═════ DATASET RECORDS ═════

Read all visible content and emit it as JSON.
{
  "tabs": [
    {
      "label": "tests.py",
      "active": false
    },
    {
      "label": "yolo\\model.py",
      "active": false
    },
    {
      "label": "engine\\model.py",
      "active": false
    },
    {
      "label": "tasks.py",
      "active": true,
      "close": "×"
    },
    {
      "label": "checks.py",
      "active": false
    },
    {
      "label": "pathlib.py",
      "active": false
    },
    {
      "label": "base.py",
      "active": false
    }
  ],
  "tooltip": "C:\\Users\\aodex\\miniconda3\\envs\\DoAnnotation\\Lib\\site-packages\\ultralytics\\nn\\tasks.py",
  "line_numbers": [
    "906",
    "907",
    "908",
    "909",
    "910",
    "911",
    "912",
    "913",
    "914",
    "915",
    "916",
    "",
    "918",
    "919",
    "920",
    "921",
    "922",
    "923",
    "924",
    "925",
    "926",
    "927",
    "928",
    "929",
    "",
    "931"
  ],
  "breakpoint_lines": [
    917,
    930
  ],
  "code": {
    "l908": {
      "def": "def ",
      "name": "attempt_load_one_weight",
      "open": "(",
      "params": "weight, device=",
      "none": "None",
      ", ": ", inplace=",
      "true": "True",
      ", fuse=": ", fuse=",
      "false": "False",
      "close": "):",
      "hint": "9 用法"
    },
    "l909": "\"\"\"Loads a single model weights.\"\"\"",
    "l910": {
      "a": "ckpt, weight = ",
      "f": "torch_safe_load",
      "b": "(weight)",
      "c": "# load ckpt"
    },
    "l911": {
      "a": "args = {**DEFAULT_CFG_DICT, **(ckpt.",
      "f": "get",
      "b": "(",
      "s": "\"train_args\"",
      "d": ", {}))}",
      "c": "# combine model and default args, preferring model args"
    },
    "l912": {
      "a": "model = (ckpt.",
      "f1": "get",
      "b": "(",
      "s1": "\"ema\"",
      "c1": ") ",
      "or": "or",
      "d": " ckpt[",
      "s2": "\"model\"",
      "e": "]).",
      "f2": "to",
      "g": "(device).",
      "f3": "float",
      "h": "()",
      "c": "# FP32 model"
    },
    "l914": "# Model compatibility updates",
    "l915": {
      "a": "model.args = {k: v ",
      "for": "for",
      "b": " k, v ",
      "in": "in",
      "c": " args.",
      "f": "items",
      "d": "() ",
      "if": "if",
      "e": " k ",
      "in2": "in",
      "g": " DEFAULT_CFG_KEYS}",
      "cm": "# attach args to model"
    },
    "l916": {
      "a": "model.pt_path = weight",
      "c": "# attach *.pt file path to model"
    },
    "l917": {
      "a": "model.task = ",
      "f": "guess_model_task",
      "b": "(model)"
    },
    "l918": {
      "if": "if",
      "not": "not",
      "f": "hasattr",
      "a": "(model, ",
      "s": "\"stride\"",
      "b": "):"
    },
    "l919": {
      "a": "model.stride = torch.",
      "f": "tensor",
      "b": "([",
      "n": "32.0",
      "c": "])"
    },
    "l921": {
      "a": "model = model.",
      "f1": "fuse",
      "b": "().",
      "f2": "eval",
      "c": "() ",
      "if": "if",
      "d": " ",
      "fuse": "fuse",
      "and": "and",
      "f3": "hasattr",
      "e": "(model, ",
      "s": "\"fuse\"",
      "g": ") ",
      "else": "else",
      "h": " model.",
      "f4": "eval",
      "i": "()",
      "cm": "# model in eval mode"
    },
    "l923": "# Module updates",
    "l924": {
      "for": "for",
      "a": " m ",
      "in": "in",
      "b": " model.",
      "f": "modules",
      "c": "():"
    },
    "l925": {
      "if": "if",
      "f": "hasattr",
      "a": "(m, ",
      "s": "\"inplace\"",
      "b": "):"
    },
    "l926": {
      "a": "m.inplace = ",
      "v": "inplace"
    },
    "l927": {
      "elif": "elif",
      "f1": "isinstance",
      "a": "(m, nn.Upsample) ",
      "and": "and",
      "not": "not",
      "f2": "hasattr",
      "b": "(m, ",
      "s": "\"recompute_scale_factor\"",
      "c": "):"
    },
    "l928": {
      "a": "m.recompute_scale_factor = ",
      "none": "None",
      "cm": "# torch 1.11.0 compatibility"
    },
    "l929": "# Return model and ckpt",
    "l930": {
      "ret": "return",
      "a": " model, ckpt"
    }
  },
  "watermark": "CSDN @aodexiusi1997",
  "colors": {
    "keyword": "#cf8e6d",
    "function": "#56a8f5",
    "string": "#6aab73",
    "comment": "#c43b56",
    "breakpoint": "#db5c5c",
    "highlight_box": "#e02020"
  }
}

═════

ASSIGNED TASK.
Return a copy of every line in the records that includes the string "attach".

SOLUTION BELOW.
      "cm": "# attach args to model"
      "c": "# attach *.pt file path to model"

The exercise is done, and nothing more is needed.